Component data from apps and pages
○ ○ ○
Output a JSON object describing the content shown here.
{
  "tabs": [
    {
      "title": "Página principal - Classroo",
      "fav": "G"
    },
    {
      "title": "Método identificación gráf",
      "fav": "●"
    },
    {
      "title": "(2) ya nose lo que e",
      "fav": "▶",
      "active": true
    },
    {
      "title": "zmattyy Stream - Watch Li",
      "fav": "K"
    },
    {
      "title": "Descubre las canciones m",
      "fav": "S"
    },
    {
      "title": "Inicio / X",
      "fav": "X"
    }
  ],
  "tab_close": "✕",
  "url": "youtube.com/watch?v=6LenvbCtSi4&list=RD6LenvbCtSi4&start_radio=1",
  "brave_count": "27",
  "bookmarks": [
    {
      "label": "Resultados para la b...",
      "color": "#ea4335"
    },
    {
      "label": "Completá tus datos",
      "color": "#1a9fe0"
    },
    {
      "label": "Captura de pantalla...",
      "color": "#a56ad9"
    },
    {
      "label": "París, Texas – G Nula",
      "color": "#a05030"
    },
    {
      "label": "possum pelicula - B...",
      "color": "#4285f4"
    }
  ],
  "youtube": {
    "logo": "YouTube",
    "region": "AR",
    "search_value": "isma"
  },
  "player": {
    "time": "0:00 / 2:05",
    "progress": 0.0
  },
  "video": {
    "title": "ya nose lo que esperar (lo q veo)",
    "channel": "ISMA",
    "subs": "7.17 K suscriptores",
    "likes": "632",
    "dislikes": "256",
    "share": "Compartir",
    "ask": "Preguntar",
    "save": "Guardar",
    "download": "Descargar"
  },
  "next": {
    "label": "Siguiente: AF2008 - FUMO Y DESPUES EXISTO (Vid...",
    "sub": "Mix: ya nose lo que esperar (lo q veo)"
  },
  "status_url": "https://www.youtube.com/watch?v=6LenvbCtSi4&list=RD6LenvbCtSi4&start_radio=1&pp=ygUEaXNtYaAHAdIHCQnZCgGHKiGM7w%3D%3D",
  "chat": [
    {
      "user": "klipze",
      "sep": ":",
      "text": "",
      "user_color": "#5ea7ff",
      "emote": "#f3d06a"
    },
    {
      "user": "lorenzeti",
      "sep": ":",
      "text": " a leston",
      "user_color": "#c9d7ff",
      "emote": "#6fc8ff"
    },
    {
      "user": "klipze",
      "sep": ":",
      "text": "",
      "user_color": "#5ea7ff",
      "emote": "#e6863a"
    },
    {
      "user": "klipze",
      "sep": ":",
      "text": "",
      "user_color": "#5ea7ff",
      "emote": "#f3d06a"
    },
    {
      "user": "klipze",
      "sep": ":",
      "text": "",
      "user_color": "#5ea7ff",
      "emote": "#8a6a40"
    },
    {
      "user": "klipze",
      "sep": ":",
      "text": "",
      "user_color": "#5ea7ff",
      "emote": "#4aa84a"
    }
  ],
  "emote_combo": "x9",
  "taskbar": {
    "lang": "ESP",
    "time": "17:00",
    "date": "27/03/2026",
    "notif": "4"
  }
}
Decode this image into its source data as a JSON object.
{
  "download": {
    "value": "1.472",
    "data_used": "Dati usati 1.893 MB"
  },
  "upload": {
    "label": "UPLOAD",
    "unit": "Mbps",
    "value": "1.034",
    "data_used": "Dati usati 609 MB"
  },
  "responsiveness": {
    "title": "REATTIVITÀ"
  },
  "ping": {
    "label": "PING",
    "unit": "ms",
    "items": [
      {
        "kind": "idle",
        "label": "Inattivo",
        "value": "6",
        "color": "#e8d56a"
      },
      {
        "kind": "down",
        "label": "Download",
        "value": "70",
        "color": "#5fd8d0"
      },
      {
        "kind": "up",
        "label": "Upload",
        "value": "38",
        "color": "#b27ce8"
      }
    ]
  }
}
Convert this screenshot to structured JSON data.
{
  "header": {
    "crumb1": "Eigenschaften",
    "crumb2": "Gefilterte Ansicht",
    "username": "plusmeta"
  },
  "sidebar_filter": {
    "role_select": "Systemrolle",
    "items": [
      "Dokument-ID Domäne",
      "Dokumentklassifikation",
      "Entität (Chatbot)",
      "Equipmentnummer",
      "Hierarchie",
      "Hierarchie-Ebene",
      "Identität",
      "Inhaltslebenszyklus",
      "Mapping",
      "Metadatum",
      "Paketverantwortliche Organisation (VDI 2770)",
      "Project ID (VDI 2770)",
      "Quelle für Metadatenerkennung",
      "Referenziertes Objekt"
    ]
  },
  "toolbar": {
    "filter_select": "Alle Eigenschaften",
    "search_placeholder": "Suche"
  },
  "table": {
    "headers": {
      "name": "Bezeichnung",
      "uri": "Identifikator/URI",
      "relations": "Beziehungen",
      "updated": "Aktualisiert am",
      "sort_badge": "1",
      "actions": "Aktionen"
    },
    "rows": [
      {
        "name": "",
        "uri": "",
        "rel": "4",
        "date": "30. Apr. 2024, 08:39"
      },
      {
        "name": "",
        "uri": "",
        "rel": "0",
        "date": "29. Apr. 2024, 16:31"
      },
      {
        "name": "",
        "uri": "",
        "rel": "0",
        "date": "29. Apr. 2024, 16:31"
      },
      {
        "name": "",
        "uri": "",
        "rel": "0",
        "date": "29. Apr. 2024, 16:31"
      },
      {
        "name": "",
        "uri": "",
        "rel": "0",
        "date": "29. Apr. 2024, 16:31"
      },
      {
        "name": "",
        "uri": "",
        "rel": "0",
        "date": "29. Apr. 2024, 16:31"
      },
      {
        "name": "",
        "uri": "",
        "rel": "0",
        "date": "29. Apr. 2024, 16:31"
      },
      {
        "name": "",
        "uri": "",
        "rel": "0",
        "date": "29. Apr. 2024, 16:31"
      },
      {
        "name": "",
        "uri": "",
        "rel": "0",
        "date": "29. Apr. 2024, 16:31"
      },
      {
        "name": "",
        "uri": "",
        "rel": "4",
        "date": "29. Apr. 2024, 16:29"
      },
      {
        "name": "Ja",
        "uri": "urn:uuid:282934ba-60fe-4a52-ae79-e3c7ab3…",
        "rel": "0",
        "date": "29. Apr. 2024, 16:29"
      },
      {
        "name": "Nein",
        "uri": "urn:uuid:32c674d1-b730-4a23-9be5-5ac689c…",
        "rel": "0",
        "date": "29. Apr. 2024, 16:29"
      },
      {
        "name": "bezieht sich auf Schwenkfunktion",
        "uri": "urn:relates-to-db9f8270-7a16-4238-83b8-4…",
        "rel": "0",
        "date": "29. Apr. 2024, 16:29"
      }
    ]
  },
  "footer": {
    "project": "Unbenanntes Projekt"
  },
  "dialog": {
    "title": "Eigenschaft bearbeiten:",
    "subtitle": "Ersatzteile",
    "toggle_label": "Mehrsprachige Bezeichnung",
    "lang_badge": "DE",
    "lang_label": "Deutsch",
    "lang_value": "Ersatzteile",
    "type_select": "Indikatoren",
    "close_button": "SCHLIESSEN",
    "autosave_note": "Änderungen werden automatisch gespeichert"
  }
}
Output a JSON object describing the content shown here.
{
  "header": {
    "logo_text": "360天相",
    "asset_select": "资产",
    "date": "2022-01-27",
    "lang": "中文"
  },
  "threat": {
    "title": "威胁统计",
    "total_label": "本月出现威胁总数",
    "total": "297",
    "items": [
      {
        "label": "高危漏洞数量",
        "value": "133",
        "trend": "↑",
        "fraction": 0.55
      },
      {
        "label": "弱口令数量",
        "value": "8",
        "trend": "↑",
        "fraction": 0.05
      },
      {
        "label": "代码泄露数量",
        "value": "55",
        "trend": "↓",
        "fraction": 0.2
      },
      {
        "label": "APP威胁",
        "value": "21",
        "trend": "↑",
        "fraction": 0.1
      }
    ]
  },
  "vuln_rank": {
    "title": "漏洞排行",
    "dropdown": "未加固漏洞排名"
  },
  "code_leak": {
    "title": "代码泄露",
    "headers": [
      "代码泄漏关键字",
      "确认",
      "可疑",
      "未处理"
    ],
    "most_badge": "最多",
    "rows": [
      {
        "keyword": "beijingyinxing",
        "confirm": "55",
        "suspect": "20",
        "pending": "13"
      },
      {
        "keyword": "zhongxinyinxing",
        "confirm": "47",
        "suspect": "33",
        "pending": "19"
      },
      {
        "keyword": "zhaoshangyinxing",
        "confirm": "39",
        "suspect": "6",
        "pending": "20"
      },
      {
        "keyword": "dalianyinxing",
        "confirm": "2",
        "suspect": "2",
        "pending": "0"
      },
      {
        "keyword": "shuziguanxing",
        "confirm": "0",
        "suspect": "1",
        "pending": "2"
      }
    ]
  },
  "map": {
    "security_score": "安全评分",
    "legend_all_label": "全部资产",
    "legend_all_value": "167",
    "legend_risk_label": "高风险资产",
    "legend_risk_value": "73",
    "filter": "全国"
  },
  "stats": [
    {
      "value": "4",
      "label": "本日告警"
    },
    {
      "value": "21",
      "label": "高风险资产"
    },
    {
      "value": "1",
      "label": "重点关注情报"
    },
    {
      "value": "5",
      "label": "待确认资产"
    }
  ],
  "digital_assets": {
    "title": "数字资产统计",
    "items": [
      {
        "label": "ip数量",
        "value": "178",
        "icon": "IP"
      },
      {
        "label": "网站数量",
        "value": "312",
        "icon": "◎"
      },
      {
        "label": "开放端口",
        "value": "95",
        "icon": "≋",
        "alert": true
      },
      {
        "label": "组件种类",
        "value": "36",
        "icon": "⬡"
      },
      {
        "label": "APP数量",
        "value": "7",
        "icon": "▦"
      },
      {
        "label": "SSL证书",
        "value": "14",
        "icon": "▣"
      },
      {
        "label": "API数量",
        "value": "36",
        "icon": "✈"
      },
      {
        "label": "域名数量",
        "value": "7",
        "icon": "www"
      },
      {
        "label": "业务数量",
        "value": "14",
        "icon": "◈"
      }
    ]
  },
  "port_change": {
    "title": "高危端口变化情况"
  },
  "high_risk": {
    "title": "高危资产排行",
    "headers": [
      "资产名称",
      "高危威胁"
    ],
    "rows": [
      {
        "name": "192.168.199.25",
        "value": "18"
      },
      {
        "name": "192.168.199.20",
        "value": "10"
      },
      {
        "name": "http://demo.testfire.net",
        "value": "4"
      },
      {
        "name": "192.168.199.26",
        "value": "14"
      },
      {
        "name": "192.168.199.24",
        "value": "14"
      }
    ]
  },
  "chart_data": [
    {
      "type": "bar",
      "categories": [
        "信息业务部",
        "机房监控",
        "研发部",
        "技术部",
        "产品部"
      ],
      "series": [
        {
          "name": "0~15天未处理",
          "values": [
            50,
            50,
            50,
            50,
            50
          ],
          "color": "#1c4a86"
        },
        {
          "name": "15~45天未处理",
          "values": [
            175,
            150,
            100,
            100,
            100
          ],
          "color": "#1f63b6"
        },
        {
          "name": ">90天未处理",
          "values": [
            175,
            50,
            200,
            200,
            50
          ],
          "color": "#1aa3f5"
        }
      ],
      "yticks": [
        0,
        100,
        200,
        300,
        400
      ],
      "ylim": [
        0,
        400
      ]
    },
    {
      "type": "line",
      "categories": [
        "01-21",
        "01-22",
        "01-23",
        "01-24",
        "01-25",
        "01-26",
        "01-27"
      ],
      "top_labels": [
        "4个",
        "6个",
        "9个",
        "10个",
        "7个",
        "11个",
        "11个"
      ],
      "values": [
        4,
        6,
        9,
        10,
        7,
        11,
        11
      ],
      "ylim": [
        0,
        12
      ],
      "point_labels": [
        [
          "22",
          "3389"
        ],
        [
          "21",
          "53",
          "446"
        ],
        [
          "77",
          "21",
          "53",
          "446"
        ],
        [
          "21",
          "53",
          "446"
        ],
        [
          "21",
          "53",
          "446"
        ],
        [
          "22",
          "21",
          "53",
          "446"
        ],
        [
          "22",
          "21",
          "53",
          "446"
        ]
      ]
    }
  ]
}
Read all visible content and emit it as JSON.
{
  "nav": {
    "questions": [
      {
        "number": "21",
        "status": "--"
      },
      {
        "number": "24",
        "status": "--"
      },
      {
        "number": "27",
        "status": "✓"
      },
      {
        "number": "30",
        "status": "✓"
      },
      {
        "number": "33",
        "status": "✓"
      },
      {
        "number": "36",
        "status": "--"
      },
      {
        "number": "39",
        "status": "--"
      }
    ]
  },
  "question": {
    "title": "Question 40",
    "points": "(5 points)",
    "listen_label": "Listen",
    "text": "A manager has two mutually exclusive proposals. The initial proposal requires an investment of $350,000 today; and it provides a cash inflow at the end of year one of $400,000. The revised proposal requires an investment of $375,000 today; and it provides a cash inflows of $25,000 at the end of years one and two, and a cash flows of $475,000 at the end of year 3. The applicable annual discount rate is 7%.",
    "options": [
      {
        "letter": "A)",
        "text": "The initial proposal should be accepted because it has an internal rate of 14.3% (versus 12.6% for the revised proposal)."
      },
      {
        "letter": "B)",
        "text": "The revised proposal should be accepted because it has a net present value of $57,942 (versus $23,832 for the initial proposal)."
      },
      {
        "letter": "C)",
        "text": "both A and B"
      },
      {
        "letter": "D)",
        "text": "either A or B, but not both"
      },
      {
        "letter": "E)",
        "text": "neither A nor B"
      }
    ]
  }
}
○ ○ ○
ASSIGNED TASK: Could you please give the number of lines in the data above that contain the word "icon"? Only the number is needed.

ANSWER TO THE EXERCISE: 9